Galen Strawson, a philosopher at the University of Texas at Austin, believes that free will is not only false — but impossible! In a recent interview on Closer to Truth, Strawson provides an argument which he believes demonstrates the truth of determinism. That is to say, this particular philosopher contends that libertarian freedom (namely, the “ability to do … Continue reading Is it Possible that Free Will Is Impossible?
I recently had the privilege of meeting the French Calvinist philosopher Guillame Bignon. Although I disagree with Bignon, in my opinion, he offers the best defense of Calvinism today. With that said, however, I wrote an essay critiquing a small portion of Bignon’s recent book. In response to my arguments, Hays quickly wrote a response … Continue reading Hays’d & Confused
Question: Tim, you suggest that the determinist would probably think, or be committed to thinking, that either God or nature evaluates our beliefs (one of these is “the ‘thing’ evaluating and judging” our beliefs). But at the same time, you allow that on determinism we have mental states, presumably including these evaluative mental states (about … Continue reading The Vanishing “I”
John Piper is founder of desiringGod.org and chancellor of Bethlehem College and Seminary.
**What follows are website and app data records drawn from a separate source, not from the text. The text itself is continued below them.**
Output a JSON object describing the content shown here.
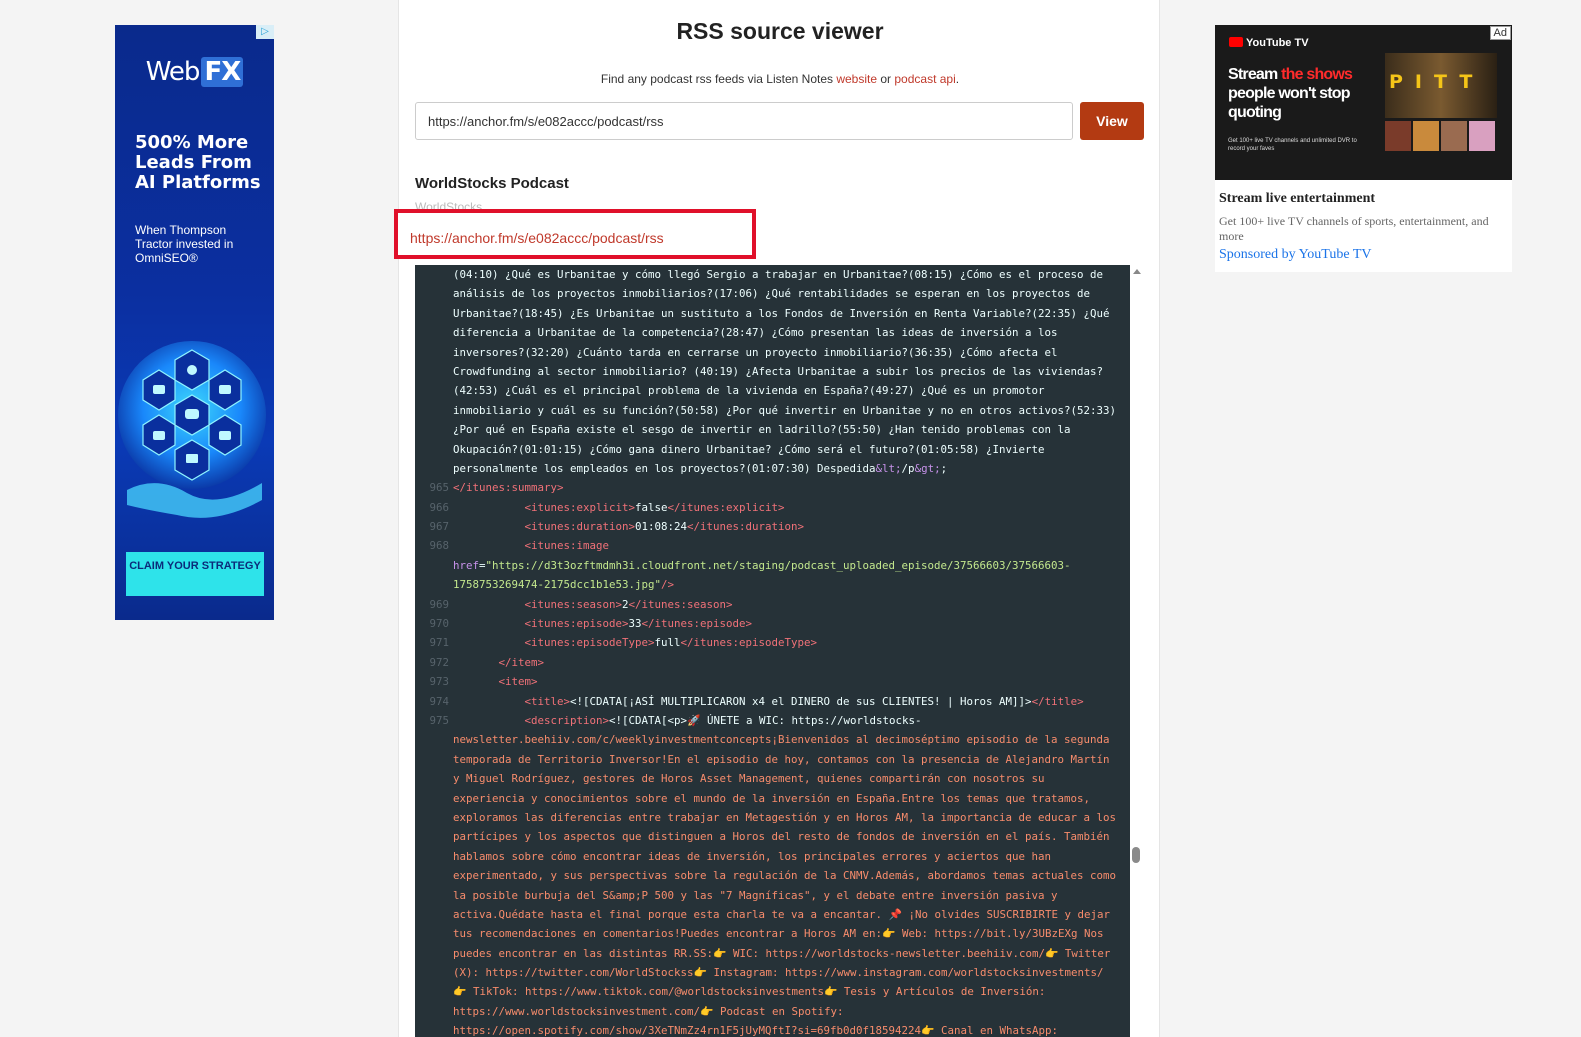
{
  "left_ad": {
    "adchoices": "▷",
    "logo_web": "Web",
    "logo_fx": "FX",
    "headline": "500% More Leads From AI Platforms",
    "subtext": "When Thompson Tractor invested in OmniSEO®",
    "cta": "CLAIM YOUR STRATEGY"
  },
  "header": {
    "title": "RSS source viewer",
    "subtitle_prefix": "Find any podcast rss feeds via Listen Notes ",
    "subtitle_link1": "website",
    "subtitle_mid": " or ",
    "subtitle_link2": "podcast api",
    "subtitle_suffix": "."
  },
  "search": {
    "value": "https://anchor.fm/s/e082accc/podcast/rss",
    "button": "View"
  },
  "podcast": {
    "title": "WorldStocks Podcast",
    "author": "WorldStocks",
    "feed_url": "https://anchor.fm/s/e082accc/podcast/rss"
  },
  "code_lines": [
    {
      "n": "",
      "parts": [
        {
          "c": "val",
          "t": "(04:10) ¿Qué es Urbanitae y cómo llegó Sergio a trabajar en Urbanitae?(08:15) ¿Cómo es el proceso de"
        }
      ]
    },
    {
      "n": "",
      "parts": [
        {
          "c": "val",
          "t": "análisis de los proyectos inmobiliarios?(17:06) ¿Qué rentabilidades se esperan en los proyectos de"
        }
      ]
    },
    {
      "n": "",
      "parts": [
        {
          "c": "val",
          "t": "Urbanitae?(18:45) ¿Es Urbanitae un sustituto a los Fondos de Inversión en Renta Variable?(22:35) ¿Qué"
        }
      ]
    },
    {
      "n": "",
      "parts": [
        {
          "c": "val",
          "t": "diferencia a Urbanitae de la competencia?(28:47) ¿Cómo presentan las ideas de inversión a los"
        }
      ]
    },
    {
      "n": "",
      "parts": [
        {
          "c": "val",
          "t": "inversores?(32:20) ¿Cuánto tarda en cerrarse un proyecto inmobiliario?(36:35) ¿Cómo afecta el"
        }
      ]
    },
    {
      "n": "",
      "parts": [
        {
          "c": "val",
          "t": "Crowdfunding al sector inmobiliario? (40:19) ¿Afecta Urbanitae a subir los precios de las viviendas?"
        }
      ]
    },
    {
      "n": "",
      "parts": [
        {
          "c": "val",
          "t": "(42:53) ¿Cuál es el principal problema de la vivienda en España?(49:27) ¿Qué es un promotor"
        }
      ]
    },
    {
      "n": "",
      "parts": [
        {
          "c": "val",
          "t": "inmobiliario y cuál es su función?(50:58) ¿Por qué invertir en Urbanitae y no en otros activos?(52:33)"
        }
      ]
    },
    {
      "n": "",
      "parts": [
        {
          "c": "val",
          "t": "¿Por qué en España existe el sesgo de invertir en ladrillo?(55:50) ¿Han tenido problemas con la"
        }
      ]
    },
    {
      "n": "",
      "parts": [
        {
          "c": "val",
          "t": "Okupación?(01:01:15) ¿Cómo gana dinero Urbanitae? ¿Cómo será el futuro?(01:05:58) ¿Invierte"
        }
      ]
    },
    {
      "n": "",
      "parts": [
        {
          "c": "val",
          "t": "personalmente los empleados en los proyectos?(01:07:30) Despedida"
        },
        {
          "c": "attr",
          "t": "&lt;"
        },
        {
          "c": "val",
          "t": "/p"
        },
        {
          "c": "attr",
          "t": "&gt;"
        },
        {
          "c": "val",
          "t": ";"
        }
      ]
    },
    {
      "n": "965",
      "parts": [
        {
          "c": "tag",
          "t": "</itunes:summary>"
        }
      ]
    },
    {
      "n": "966",
      "parts": [
        {
          "c": "val",
          "t": "           "
        },
        {
          "c": "tag",
          "t": "<itunes:explicit>"
        },
        {
          "c": "val",
          "t": "false"
        },
        {
          "c": "tag",
          "t": "</itunes:explicit>"
        }
      ]
    },
    {
      "n": "967",
      "parts": [
        {
          "c": "val",
          "t": "           "
        },
        {
          "c": "tag",
          "t": "<itunes:duration>"
        },
        {
          "c": "val",
          "t": "01:08:24"
        },
        {
          "c": "tag",
          "t": "</itunes:duration>"
        }
      ]
    },
    {
      "n": "968",
      "parts": [
        {
          "c": "val",
          "t": "           "
        },
        {
          "c": "tag",
          "t": "<itunes:image"
        }
      ]
    },
    {
      "n": "",
      "parts": [
        {
          "c": "attr",
          "t": "href"
        },
        {
          "c": "val",
          "t": "="
        },
        {
          "c": "str",
          "t": "\"https://d3t3ozftmdmh3i.cloudfront.net/staging/podcast_uploaded_episode/37566603/37566603-"
        }
      ]
    },
    {
      "n": "",
      "parts": [
        {
          "c": "str",
          "t": "1758753269474-2175dcc1b1e53.jpg\""
        },
        {
          "c": "tag",
          "t": "/>"
        }
      ]
    },
    {
      "n": "969",
      "parts": [
        {
          "c": "val",
          "t": "           "
        },
        {
          "c": "tag",
          "t": "<itunes:season>"
        },
        {
          "c": "val",
          "t": "2"
        },
        {
          "c": "tag",
          "t": "</itunes:season>"
        }
      ]
    },
    {
      "n": "970",
      "parts": [
        {
          "c": "val",
          "t": "           "
        },
        {
          "c": "tag",
          "t": "<itunes:episode>"
        },
        {
          "c": "val",
          "t": "33"
        },
        {
          "c": "tag",
          "t": "</itunes:episode>"
        }
      ]
    },
    {
      "n": "971",
      "parts": [
        {
          "c": "val",
          "t": "           "
        },
        {
          "c": "tag",
          "t": "<itunes:episodeType>"
        },
        {
          "c": "val",
          "t": "full"
        },
        {
          "c": "tag",
          "t": "</itunes:episodeType>"
        }
      ]
    },
    {
      "n": "972",
      "parts": [
        {
          "c": "val",
          "t": "       "
        },
        {
          "c": "tag",
          "t": "</item>"
        }
      ]
    },
    {
      "n": "973",
      "parts": [
        {
          "c": "val",
          "t": "       "
        },
        {
          "c": "tag",
          "t": "<item>"
        }
      ]
    },
    {
      "n": "974",
      "parts": [
        {
          "c": "val",
          "t": "           "
        },
        {
          "c": "tag",
          "t": "<title>"
        },
        {
          "c": "val",
          "t": "<![CDATA[¡ASÍ MULTIPLICARON x4 el DINERO de sus CLIENTES! | Horos AM]]>"
        },
        {
          "c": "tag",
          "t": "</title>"
        }
      ]
    },
    {
      "n": "975",
      "parts": [
        {
          "c": "val",
          "t": "           "
        },
        {
          "c": "tag",
          "t": "<description>"
        },
        {
          "c": "val",
          "t": "<![CDATA[<p>🚀 ÚNETE a WIC: https://worldstocks-"
        }
      ]
    },
    {
      "n": "",
      "parts": [
        {
          "c": "desc",
          "t": "newsletter.beehiiv.com/c/weeklyinvestmentconcepts¡Bienvenidos al decimoséptimo episodio de la segunda"
        }
      ]
    },
    {
      "n": "",
      "parts": [
        {
          "c": "desc",
          "t": "temporada de Territorio Inversor!En el episodio de hoy, contamos con la presencia de Alejandro Martín"
        }
      ]
    },
    {
      "n": "",
      "parts": [
        {
          "c": "desc",
          "t": "y Miguel Rodríguez, gestores de Horos Asset Management, quienes compartirán con nosotros su"
        }
      ]
    },
    {
      "n": "",
      "parts": [
        {
          "c": "desc",
          "t": "experiencia y conocimientos sobre el mundo de la inversión en España.Entre los temas que tratamos,"
        }
      ]
    },
    {
      "n": "",
      "parts": [
        {
          "c": "desc",
          "t": "exploramos las diferencias entre trabajar en Metagestión y en Horos AM, la importancia de educar a los"
        }
      ]
    },
    {
      "n": "",
      "parts": [
        {
          "c": "desc",
          "t": "partícipes y los aspectos que distinguen a Horos del resto de fondos de inversión en el país. También"
        }
      ]
    },
    {
      "n": "",
      "parts": [
        {
          "c": "desc",
          "t": "hablamos sobre cómo encontrar ideas de inversión, los principales errores y aciertos que han"
        }
      ]
    },
    {
      "n": "",
      "parts": [
        {
          "c": "desc",
          "t": "experimentado, y sus perspectivas sobre la regulación de la CNMV.Además, abordamos temas actuales como"
        }
      ]
    },
    {
      "n": "",
      "parts": [
        {
          "c": "desc",
          "t": "la posible burbuja del S&amp;P 500 y las \"7 Magníficas\", y el debate entre inversión pasiva y"
        }
      ]
    },
    {
      "n": "",
      "parts": [
        {
          "c": "desc",
          "t": "activa.Quédate hasta el final porque esta charla te va a encantar. 📌 ¡No olvides SUSCRIBIRTE y dejar"
        }
      ]
    },
    {
      "n": "",
      "parts": [
        {
          "c": "desc",
          "t": "tus recomendaciones en comentarios!Puedes encontrar a Horos AM en:👉 Web: https://bit.ly/3UBzEXg Nos"
        }
      ]
    },
    {
      "n": "",
      "parts": [
        {
          "c": "desc",
          "t": "puedes encontrar en las distintas RR.SS:👉 WIC: https://worldstocks-newsletter.beehiiv.com/👉 Twitter"
        }
      ]
    },
    {
      "n": "",
      "parts": [
        {
          "c": "desc",
          "t": "(X): https://twitter.com/WorldStockss👉 Instagram: https://www.instagram.com/worldstocksinvestments/"
        }
      ]
    },
    {
      "n": "",
      "parts": [
        {
          "c": "desc",
          "t": "👉 TikTok: https://www.tiktok.com/@worldstocksinvestments👉 Tesis y Artículos de Inversión:"
        }
      ]
    },
    {
      "n": "",
      "parts": [
        {
          "c": "desc",
          "t": "https://www.worldstocksinvestment.com/👉 Podcast en Spotify:"
        }
      ]
    },
    {
      "n": "",
      "parts": [
        {
          "c": "desc",
          "t": "https://open.spotify.com/show/3XeTNmZz4rn1F5jUyMQftI?si=69fb0d0f18594224👉 Canal en WhatsApp:"
        }
      ]
    }
  ],
  "right_ad": {
    "badge": "Ad",
    "brand": "YouTube TV",
    "headline_1": "Stream ",
    "headline_red": "the shows",
    "headline_2": " people won't stop quoting",
    "fine_print": "Get 100+ live TV channels and unlimited DVR to record your faves",
    "poster_text": "PITT",
    "title": "Stream live entertainment",
    "description": "Get 100+ live TV channels of sports, entertainment, and more",
    "sponsor": "Sponsored by YouTube TV"
  },
  "colors": {
    "accent": "#b33a12",
    "link": "#c0392b",
    "highlight_border": "#e0102a",
    "code_bg": "#263238"
  }
}
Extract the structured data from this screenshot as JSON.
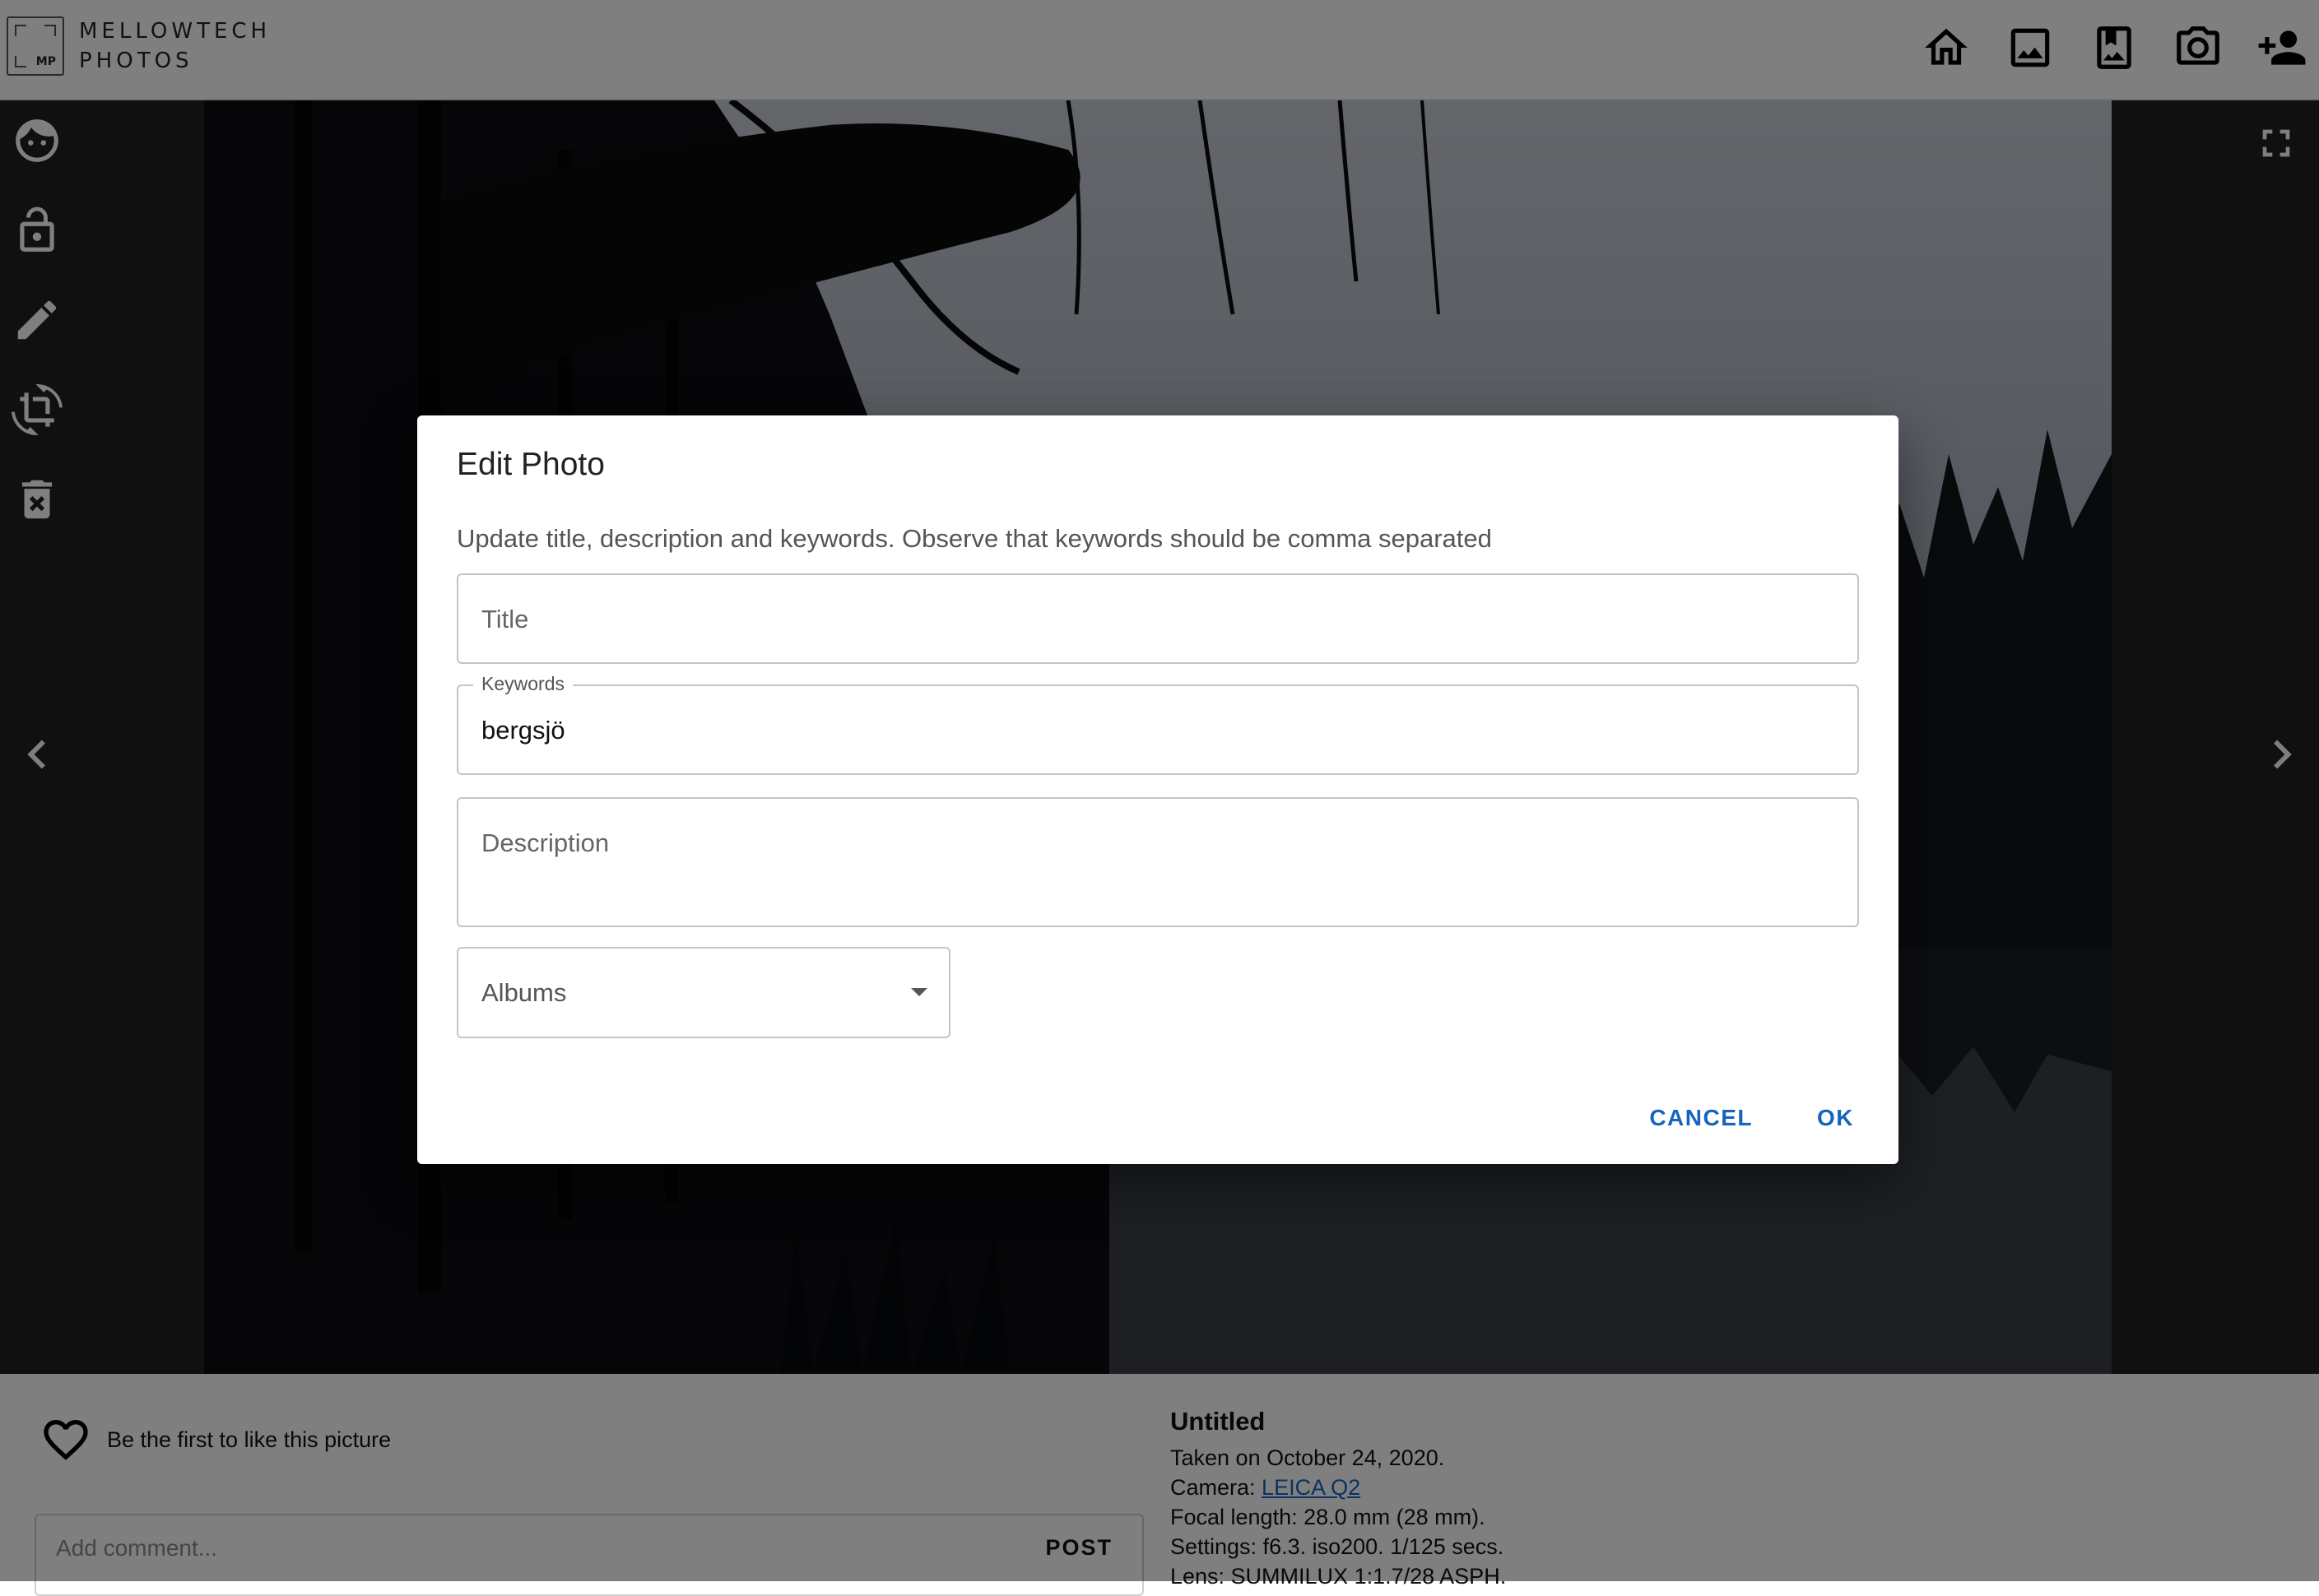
{
  "app": {
    "brand_line1": "MELLOWTECH",
    "brand_line2": "PHOTOS",
    "brand_mono": "MP"
  },
  "topnav": {
    "items": [
      {
        "name": "home",
        "icon": "home-icon"
      },
      {
        "name": "gallery",
        "icon": "image-icon"
      },
      {
        "name": "albums",
        "icon": "photo-album-icon"
      },
      {
        "name": "camera",
        "icon": "camera-icon"
      },
      {
        "name": "add-user",
        "icon": "person-add-icon"
      }
    ]
  },
  "sidebar": {
    "tools": [
      {
        "name": "face",
        "icon": "face-icon"
      },
      {
        "name": "lock",
        "icon": "lock-open-icon"
      },
      {
        "name": "edit",
        "icon": "pencil-icon"
      },
      {
        "name": "crop-rotate",
        "icon": "crop-rotate-icon"
      },
      {
        "name": "delete",
        "icon": "delete-forever-icon"
      }
    ]
  },
  "likes": {
    "text": "Be the first to like this picture"
  },
  "comment": {
    "placeholder": "Add comment...",
    "post_label": "POST"
  },
  "photo_info": {
    "title": "Untitled",
    "taken": "Taken on October 24, 2020.",
    "camera_prefix": "Camera: ",
    "camera_link": "LEICA Q2",
    "focal": "Focal length: 28.0 mm (28 mm).",
    "settings": "Settings: f6.3. iso200. 1/125 secs.",
    "lens": "Lens: SUMMILUX 1:1.7/28 ASPH."
  },
  "modal": {
    "title": "Edit Photo",
    "description": "Update title, description and keywords. Observe that keywords should be comma separated",
    "title_placeholder": "Title",
    "keywords_label": "Keywords",
    "keywords_value": "bergsjö",
    "description_placeholder": "Description",
    "albums_placeholder": "Albums",
    "cancel_label": "CANCEL",
    "ok_label": "OK"
  },
  "colors": {
    "accent": "#1565c0",
    "stage_bg": "#212121",
    "overlay": "rgba(0,0,0,0.5)"
  }
}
For over three decades he served as pastor of Bethlehem Baptist Church in Minneapolis, MN. Piper is the author of more than 50 books, and is one of the leading proponents of Calvinism today. I have benefited greatly from Piper’s ministry; in fact, if … Continue reading Does God Always Control All Things?: A Response to John Piper
Free Will is a topic debated among Christians and even some non-Christians. The Christians who affirm that men have free will in the libertarian sense are typically Arminians, Molinists, and Open Theists. Christians who deny free will in the libertarian sense generally fall into the Calvinist camp. I have argued elsewhere that libertarian free will is the … Continue reading 5 Arguments For the Existence of Free Will
René Descartes (1596-1650) is probably best known for his Latin philosophical statement, “Cogito ergo sum.” This phrase is best translated into English as “I think, therefore I am.” This proposition provides a strong foundation for one to build further knowledge upon instead of resorting to extreme skepticism about everything. Descartes believed “the very act of doubting one’s own existence served—at minimum—as … Continue reading “I Think, Therefore I Am” — not according to determinists!
An Unfortunate Evaluation of Compatibilism: A Response to CARM.org’s “What is Compatibilism and is it Biblical?”
Abstract: Philosophers and theologians alike are very interested in the view called compatibilism. Recently an article written by Matt Slick of carm.org released an article on this view, but it was unfortunately replete with mistakes. This article is a direct response to his and seeks to clarify what the view is, whether it is biblical, … Continue reading An Unfortunate Evaluation of Compatibilism: A Response to CARM.org’s “What is Compatibilism and is it Biblical?”
Abstract: This is a critical examination of CARM.org’s article “What is Libertarian Free Will and is it Biblical?,” which purports to define libertarian free will and demonstrate that it is not biblical. I conclude that Slick’s own definition is idiosyncratic and based on faulty research. It therefore fails to accurately represent the concept as currently … Continue reading A Biblical Bungle: A Response to CARM.org’s “What is Libertarian Free Will and is it Biblical?”
One thing that has always surprised me is how some Calvinists align themselves with atheists to argue against a common foe: Molinism! That is to say, many Calvinists affirm that God exhaustively causally determines all things. This is not some straw man I am inventing. In his recent essay, notable Calvinist, Matthew J. Hart affirms this … Continue reading A Revised Free Thinking Argument: Two Birds with One Stone
As I reflect on the last twenty years of my life, I’m struck by how much my theological outlook has changed. This is especially the case regarding my view of Divine providence. For sixteen years, I was a theological determinist; that is to say, I believed that God causally determined everything that came to pass, … Continue reading Can We Sensibly Believe in Determinism and Deliberate?